The Shard, London

The Shard, London

The Shard, London

In July 2016, NJSR Chartered Architects were looking for a company to produce a 2D drawing and a 3D measured building model of three luxury suites of the Shangri-La Hotel at the Shard in London and Powers & Tiltman were lucky enough to get the job. The conversation quickly turned to whether we would use a Leica Total Station or a Leica P40 Scanstation to develop the elevations and models at the Renzo Piano designed landmark.

Key project deliverables included speed, cost effectiveness and producing the relevant detailed information for both models required.

The debate focused on the types of equipment available to use as both had their benefits:

Leica Robotic TCRP 1205 Total Station

Using a Leica total station creates a clean-lined internal model of a building directly to a client’s requirements. There’s no need to clear down hundreds and thousands of points created by a scanned point cloud to get to the required information (which could take days of office processing time), however it takes time on site to compile the information using a total station and a lot of potentially important information can get left behind as our surveyors pick up specific points of a façade rather than the whole facade.

Working with a total station can also hamper other building work going on around our surveyors especially if construction work needs to stop while shots are being taken.

Taking photographs of the space as an exact reference is some way to eliminating this problem but, without accurate measurements, potentially crucial information can be left frustratingly unusable.

Leica P40 Scanstation

By using a Leica P40 laser scanner we can create literally hundreds and thousands of points, resulting in a point cloud, which can create a 3D meshed surface by the triangulation of these points. The point cloud and the mesh can then be interrogated to retrieve data or ‘stripped down’ to create a simplified line drawing for design and development.

The immediate benefits of laser scanning are that the scan can be completed in a very short space of time, allowing for less site time (useful on a site on high alert to terrorism) but office processing time is longer than when using a total station. The use of point cloud means that data is captured in a measurable format and there is safety in the knowledge that eliminated information can be retrieved quickly for immediate use.

The architects would need a 2D model for their design purposes and a 3D model to comply with the building’s BIM requirements. Also, the nature of the building, with its sloped external facades, meant that the ceiling plan would not be an exact replica of the floor plan.
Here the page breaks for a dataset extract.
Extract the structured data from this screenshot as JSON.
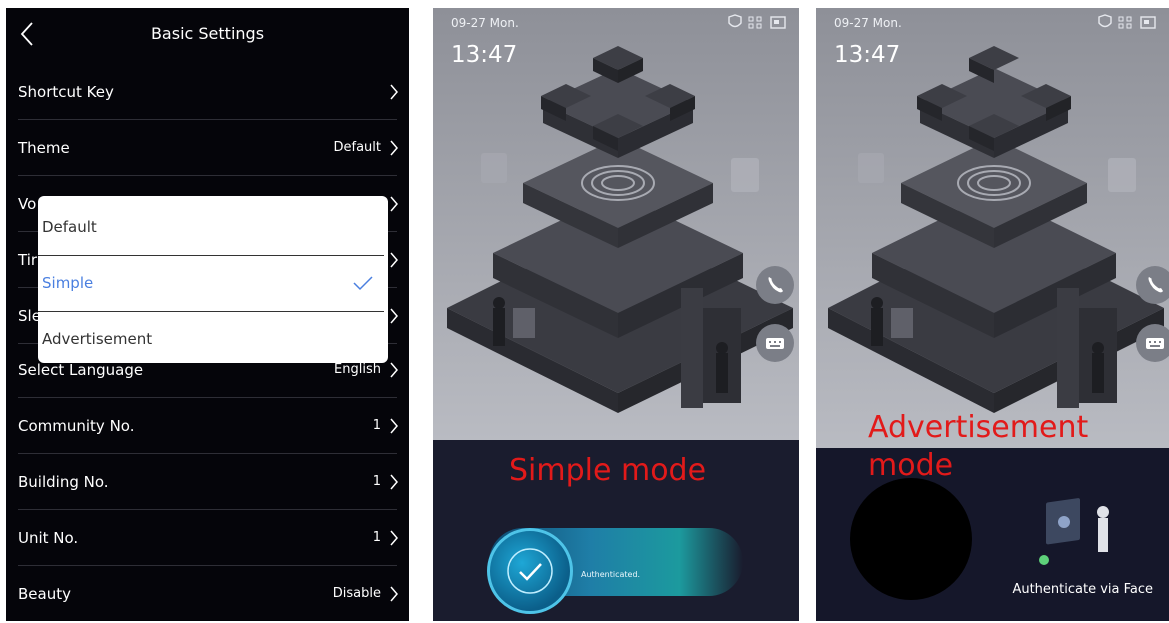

In both instances the architect needed a reflected ceiling plan but wanted flexibility in how the 3D model was put together.

In addition to this, Matthew Powers foresaw other project complications:

  1. He needed to reduce the team’s time on site in order not to disrupt other contractors,
  2. Gaining access to an iconic building in central London had potential security implications
  3. The cost of the congestion charge, parking and accommodation would have serious cost implications for the client if the surveyors were to stay for more than one day.

After further discussion with the client and the knowledge that point cloud could provide all the detailed information required (and, at a later date if necessary), Matthew opted to go down the scanner route and sent the team down for a day on site to complete the task.

The Shangri-La hotel sits between floors 34 and 52 of The Shard and has far reaching views to all sides. Below are two examples of the finished drawings ready for modelling by the architect from floor 39.

Part of the floor plan of floor 39, The Shard

Floor Plan of Floor 39 of The Shard

Elevation of floor 39, The ShardElevation of floor 39, The Shard

 

Internal elevations of Floor 39, The Shard

May 18, 2017